[EXERCISE AIM] Locate every line in the records below that contains the word "home", and copy each one.

********************

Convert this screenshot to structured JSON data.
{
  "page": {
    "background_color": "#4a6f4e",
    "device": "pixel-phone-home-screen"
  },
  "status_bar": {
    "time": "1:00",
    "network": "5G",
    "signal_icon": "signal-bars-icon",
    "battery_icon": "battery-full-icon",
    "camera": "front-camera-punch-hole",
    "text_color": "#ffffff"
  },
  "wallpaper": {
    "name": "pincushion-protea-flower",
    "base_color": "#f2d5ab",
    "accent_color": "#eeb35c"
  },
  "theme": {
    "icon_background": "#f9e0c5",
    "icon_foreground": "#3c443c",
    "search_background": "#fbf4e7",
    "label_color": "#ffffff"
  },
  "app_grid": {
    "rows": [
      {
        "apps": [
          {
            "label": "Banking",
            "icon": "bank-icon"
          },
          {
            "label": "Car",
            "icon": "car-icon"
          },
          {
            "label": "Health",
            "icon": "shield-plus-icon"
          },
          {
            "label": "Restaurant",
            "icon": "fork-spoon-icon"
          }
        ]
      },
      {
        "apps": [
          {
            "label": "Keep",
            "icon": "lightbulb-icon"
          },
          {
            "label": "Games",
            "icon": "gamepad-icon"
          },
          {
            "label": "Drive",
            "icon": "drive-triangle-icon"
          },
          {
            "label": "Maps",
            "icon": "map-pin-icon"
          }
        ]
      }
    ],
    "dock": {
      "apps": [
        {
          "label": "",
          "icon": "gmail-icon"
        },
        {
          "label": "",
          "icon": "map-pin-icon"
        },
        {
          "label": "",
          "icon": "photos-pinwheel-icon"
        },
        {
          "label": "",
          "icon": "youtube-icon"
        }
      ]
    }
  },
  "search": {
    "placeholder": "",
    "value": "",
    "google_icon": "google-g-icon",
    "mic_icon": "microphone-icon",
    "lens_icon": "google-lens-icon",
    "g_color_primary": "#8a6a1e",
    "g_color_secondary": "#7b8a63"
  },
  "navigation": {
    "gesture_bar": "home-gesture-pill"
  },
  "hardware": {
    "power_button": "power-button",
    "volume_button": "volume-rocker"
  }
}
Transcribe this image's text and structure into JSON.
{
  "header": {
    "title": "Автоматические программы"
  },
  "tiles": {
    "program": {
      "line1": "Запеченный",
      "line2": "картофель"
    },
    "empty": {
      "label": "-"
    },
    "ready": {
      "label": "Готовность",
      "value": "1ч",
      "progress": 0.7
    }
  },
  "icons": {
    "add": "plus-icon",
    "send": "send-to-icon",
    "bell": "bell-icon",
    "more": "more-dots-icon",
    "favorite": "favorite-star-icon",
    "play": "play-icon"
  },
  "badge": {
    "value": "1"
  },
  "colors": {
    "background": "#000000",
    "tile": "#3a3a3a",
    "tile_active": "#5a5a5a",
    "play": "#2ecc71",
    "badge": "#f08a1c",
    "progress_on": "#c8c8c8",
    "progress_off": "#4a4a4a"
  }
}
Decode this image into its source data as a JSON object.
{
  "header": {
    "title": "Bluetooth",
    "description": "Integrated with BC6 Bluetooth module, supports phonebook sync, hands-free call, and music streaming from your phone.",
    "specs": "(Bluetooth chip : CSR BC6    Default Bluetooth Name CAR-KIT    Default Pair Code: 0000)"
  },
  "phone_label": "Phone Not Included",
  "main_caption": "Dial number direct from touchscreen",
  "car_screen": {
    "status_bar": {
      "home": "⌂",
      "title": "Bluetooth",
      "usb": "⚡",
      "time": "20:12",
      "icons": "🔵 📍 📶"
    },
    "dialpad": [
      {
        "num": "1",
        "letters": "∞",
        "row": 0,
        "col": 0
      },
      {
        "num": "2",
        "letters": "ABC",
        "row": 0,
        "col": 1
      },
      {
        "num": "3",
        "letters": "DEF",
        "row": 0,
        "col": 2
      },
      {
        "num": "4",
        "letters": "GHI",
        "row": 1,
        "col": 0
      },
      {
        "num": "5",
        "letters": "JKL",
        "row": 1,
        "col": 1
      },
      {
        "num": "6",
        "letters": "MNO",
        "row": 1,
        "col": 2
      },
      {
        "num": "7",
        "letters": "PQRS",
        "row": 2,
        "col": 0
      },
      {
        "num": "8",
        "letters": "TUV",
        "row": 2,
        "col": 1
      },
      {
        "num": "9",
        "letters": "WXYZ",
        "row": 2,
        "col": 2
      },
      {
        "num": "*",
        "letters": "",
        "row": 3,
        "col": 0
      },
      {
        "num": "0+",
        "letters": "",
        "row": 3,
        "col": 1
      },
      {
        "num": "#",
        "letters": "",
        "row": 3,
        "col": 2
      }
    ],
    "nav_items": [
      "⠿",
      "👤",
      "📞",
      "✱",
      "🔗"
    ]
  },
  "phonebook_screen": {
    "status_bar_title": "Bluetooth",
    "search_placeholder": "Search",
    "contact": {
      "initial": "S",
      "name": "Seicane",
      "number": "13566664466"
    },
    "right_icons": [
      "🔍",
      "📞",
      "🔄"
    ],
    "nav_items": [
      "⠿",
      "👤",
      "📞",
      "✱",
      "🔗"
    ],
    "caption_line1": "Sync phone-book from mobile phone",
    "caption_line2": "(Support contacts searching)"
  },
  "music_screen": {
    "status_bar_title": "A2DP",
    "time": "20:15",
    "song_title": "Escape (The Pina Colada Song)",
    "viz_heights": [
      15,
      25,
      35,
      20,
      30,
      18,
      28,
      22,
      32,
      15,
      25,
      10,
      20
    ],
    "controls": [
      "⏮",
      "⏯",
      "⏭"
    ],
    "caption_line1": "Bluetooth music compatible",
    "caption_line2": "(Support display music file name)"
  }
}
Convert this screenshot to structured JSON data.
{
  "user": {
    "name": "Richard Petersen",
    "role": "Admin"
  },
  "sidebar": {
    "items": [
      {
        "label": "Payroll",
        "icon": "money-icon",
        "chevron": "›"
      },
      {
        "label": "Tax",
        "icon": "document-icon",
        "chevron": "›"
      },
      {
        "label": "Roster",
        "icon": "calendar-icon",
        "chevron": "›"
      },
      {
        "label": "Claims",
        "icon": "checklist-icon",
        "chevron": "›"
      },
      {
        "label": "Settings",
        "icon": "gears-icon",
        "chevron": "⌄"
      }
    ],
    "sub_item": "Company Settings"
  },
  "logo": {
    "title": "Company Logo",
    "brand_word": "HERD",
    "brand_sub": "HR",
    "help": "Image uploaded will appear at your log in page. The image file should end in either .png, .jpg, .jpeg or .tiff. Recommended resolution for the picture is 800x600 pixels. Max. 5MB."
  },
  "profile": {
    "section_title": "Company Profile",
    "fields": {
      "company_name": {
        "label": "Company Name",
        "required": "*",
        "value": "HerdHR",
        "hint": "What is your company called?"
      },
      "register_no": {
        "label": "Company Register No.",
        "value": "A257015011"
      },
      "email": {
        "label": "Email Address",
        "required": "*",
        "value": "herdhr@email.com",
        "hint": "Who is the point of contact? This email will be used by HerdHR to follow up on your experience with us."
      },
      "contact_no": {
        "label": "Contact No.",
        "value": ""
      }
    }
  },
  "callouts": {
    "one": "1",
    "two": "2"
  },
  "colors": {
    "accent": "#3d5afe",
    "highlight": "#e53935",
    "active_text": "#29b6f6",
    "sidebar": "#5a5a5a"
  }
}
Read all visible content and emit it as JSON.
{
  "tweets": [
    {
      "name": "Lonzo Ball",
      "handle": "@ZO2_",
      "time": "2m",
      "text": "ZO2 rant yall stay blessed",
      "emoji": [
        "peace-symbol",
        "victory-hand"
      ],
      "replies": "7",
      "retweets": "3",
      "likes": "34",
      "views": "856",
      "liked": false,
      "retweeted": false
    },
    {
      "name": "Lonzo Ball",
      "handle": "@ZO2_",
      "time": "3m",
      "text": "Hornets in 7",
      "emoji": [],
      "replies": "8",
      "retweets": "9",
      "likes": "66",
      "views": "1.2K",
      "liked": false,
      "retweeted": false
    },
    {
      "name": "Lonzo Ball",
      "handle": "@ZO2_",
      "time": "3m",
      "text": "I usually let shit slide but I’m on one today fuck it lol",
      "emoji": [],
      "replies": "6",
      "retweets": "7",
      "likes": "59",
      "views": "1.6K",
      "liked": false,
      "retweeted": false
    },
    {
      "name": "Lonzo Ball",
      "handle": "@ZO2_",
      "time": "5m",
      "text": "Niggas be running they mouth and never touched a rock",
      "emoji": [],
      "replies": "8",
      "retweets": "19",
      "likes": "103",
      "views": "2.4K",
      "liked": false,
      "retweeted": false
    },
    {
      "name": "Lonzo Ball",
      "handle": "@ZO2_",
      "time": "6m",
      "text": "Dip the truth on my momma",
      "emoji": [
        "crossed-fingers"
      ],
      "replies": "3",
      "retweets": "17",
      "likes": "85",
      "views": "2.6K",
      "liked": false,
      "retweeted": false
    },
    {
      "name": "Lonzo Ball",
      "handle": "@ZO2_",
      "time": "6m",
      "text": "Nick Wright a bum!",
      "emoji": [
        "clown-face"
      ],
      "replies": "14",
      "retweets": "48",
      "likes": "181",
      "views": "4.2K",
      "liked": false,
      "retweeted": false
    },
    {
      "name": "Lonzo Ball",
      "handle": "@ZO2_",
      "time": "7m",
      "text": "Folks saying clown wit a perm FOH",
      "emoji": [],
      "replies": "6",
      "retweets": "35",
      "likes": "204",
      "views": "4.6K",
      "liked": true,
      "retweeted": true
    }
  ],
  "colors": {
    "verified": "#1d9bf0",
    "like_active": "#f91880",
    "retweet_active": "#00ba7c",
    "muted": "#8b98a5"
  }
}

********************

[ANSWER]
    "device": "pixel-phone-home-screen"
    "gesture_bar": "home-gesture-pill"
      "home": "⌂",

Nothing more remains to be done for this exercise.